→ **EXERCISE DETAILS**: Tally the lines containing "Client" in this data. Respond with the tally alone.
Segment Start: ENTRIES PROVIDED
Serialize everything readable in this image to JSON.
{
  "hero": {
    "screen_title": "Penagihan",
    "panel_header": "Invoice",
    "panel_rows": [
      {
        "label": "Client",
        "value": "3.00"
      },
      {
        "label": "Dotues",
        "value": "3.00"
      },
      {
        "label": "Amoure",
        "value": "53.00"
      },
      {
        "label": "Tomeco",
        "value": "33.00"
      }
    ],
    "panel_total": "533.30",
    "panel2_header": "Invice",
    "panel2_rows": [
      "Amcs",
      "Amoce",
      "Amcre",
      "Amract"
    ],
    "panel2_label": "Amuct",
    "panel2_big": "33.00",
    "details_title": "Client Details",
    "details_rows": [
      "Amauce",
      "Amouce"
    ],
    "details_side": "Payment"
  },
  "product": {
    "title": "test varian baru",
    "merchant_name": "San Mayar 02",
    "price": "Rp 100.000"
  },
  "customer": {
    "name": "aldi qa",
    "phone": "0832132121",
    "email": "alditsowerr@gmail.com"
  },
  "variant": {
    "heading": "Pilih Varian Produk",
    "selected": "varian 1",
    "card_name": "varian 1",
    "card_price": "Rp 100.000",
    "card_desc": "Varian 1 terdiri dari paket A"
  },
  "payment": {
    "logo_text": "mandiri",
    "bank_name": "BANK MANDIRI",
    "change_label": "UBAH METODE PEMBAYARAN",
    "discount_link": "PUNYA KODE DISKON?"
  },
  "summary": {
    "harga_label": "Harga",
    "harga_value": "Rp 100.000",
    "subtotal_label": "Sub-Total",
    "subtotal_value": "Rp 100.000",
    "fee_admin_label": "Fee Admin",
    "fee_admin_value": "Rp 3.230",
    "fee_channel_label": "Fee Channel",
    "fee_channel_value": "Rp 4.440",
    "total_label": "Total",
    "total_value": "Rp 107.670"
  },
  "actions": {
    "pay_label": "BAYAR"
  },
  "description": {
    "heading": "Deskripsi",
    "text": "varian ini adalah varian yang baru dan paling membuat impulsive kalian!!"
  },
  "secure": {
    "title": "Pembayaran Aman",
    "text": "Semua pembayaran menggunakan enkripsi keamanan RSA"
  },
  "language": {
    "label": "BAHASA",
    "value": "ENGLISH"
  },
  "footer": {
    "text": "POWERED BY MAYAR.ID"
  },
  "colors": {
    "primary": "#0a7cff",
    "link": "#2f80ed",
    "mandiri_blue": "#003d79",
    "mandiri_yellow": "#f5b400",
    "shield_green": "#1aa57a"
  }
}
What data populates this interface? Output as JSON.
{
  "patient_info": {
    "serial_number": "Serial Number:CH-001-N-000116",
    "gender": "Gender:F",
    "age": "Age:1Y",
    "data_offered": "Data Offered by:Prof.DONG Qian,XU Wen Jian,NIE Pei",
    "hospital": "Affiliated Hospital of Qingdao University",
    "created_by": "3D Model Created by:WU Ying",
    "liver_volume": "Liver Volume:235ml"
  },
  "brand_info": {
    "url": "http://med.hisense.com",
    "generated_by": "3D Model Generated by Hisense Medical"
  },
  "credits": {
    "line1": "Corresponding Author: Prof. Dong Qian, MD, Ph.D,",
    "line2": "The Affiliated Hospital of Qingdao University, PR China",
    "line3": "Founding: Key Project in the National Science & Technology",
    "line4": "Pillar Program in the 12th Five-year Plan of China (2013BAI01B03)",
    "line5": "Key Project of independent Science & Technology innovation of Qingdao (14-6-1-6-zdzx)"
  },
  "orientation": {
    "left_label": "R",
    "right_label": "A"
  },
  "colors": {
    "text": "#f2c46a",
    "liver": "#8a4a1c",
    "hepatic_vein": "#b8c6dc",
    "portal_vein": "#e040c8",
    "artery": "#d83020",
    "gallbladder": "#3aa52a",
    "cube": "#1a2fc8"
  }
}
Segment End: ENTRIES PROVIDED
→ **RESPONSE TO THE EXERCISE**: 2